Your task is to give the records again exactly. Leave each picture out.

INPUT RECORDS
========================

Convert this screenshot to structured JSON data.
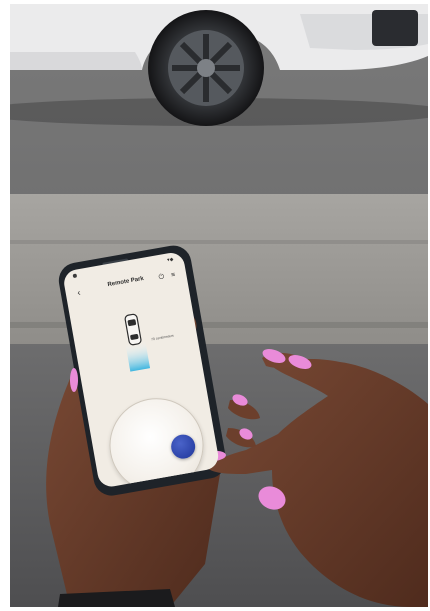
{
  "scene": {
    "app": {
      "title": "Remote Park",
      "distance_label": "70 centimeters",
      "icons": [
        "back-chevron-icon",
        "power-icon",
        "menu-icon"
      ],
      "status_signal": "▾◆"
    }
  },
  "colors": {
    "car_body": "#e9e9ea",
    "tire": "#1f1f21",
    "asphalt": "#6b6b6c",
    "curb_stone": "#9e9c98",
    "phone_body": "#1e2329",
    "screen_bg": "#f1ece4",
    "knob_blue": "#2c43a8",
    "nail_pink": "#e98bd9",
    "skin": "#6a3e2c"
  }
}
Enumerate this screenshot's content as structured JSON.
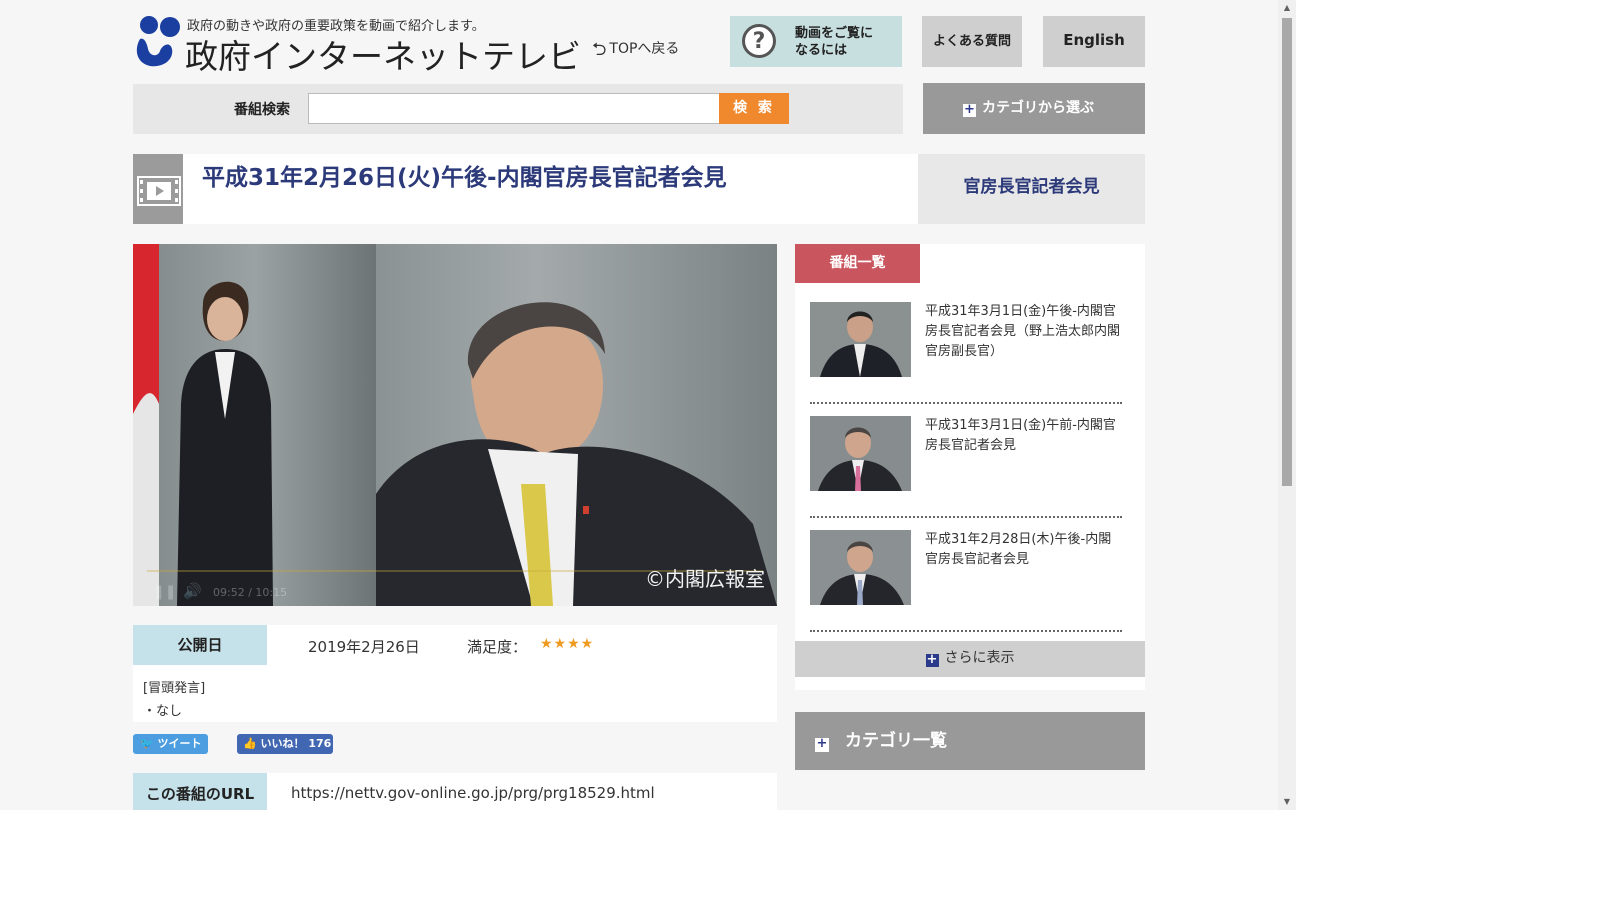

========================

YOUR RESPONSE
Convert this screenshot to structured JSON data.
{
  "scene": {
    "app": {
      "title": "Remote Park",
      "distance_label": "70 centimeters",
      "icons": [
        "back-chevron-icon",
        "power-icon",
        "menu-icon"
      ],
      "status_signal": "▾◆"
    }
  },
  "colors": {
    "car_body": "#e9e9ea",
    "tire": "#1f1f21",
    "asphalt": "#6b6b6c",
    "curb_stone": "#9e9c98",
    "phone_body": "#1e2329",
    "screen_bg": "#f1ece4",
    "knob_blue": "#2c43a8",
    "nail_pink": "#e98bd9",
    "skin": "#6a3e2c"
  }
}
Enumerate this screenshot's content as structured JSON.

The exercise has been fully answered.